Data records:
________

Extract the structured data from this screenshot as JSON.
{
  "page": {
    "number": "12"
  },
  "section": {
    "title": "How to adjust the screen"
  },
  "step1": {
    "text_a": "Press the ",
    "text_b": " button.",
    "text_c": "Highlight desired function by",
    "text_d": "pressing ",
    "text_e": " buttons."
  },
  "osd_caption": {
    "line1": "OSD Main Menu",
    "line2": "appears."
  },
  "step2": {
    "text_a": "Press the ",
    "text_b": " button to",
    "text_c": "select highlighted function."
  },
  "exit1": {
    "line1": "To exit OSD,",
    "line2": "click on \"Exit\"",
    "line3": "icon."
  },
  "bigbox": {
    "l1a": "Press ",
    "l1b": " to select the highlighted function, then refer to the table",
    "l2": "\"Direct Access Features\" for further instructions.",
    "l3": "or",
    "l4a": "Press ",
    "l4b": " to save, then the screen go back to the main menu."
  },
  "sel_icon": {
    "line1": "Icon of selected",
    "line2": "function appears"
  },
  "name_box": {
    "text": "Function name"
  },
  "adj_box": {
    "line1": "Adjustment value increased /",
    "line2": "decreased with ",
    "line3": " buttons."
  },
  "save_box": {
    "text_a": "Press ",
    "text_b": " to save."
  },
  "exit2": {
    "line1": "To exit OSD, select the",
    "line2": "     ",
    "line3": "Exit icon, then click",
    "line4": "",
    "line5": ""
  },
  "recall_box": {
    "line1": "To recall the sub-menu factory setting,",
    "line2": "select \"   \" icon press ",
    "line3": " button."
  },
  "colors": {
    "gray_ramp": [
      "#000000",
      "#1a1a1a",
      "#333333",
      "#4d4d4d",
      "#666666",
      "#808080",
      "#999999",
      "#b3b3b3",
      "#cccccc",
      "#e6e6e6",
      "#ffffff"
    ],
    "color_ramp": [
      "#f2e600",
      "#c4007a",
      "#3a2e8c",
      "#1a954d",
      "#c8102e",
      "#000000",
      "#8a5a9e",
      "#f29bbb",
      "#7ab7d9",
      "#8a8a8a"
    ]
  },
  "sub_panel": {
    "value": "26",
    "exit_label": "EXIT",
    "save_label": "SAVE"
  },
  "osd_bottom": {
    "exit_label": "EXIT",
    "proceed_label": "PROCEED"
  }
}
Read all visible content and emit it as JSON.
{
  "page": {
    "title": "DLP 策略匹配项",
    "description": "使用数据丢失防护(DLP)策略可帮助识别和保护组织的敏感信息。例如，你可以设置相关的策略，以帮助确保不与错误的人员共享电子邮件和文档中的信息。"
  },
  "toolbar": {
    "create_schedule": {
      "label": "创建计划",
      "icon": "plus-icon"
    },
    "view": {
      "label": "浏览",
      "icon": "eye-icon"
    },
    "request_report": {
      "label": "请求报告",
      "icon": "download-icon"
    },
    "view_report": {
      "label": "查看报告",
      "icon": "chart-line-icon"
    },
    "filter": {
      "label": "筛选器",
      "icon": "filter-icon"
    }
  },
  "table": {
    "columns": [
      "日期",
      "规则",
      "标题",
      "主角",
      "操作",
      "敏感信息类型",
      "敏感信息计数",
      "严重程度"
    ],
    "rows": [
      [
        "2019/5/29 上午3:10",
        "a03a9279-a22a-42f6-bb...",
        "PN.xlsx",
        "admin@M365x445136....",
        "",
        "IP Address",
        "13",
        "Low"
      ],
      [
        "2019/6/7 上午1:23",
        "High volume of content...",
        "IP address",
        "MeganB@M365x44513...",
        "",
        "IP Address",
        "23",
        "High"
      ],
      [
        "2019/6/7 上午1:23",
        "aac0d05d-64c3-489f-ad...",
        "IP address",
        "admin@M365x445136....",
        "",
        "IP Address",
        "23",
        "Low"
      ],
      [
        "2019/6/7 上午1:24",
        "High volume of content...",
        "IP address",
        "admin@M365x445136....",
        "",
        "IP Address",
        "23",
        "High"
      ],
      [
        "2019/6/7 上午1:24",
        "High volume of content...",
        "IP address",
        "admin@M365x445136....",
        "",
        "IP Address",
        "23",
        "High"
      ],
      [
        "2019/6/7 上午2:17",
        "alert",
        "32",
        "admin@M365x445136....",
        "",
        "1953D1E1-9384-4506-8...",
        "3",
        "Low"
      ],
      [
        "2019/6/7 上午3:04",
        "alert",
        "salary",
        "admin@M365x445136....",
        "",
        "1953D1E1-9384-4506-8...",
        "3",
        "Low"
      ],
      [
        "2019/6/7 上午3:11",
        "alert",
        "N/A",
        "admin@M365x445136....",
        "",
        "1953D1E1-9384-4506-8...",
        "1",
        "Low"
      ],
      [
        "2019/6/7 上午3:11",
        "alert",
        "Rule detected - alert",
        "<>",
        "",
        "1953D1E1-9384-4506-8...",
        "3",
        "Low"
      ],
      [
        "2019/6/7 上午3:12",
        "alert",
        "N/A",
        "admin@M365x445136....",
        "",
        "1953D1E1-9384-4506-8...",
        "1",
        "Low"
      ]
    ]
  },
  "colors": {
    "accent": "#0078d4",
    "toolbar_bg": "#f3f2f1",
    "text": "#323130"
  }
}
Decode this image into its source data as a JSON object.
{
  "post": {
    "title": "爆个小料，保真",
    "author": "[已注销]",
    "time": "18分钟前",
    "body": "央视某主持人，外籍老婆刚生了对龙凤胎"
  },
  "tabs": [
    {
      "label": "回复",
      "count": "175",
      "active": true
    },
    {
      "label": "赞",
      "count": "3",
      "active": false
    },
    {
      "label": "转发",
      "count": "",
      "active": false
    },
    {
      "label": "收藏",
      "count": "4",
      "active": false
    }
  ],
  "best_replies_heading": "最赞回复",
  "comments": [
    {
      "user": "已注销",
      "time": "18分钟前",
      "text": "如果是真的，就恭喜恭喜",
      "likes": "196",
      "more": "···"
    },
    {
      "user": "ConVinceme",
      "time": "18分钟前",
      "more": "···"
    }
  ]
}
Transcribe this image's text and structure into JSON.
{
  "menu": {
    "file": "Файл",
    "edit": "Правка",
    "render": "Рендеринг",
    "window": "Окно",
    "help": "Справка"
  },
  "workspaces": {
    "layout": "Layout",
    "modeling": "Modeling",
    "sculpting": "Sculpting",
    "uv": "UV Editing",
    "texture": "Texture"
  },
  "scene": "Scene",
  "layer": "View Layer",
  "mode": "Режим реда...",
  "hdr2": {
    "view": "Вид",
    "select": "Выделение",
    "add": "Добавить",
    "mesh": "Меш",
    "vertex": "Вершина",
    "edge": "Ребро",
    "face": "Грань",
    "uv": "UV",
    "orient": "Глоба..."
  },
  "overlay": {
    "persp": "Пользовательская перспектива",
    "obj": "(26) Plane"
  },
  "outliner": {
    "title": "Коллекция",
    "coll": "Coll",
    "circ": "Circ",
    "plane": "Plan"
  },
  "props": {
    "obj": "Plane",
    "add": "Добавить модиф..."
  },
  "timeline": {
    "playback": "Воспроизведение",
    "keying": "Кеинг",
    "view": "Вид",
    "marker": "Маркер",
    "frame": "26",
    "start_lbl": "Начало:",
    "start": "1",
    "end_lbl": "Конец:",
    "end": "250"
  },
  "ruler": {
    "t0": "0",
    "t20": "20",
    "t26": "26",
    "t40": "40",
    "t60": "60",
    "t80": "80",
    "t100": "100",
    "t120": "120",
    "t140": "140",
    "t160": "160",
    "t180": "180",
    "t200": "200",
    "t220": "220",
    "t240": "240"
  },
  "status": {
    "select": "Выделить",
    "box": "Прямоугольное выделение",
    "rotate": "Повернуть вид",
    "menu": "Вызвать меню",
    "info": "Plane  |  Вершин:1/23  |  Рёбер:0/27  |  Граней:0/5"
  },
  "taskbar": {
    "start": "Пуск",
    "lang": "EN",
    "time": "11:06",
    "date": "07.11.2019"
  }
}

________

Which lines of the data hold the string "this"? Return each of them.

RESPONSE TO THE EXERCISE ▸
Extract the structured data from this screenshot as JSON.
Decode this image into its source data as a JSON object.
Transcribe this image's text and structure into JSON.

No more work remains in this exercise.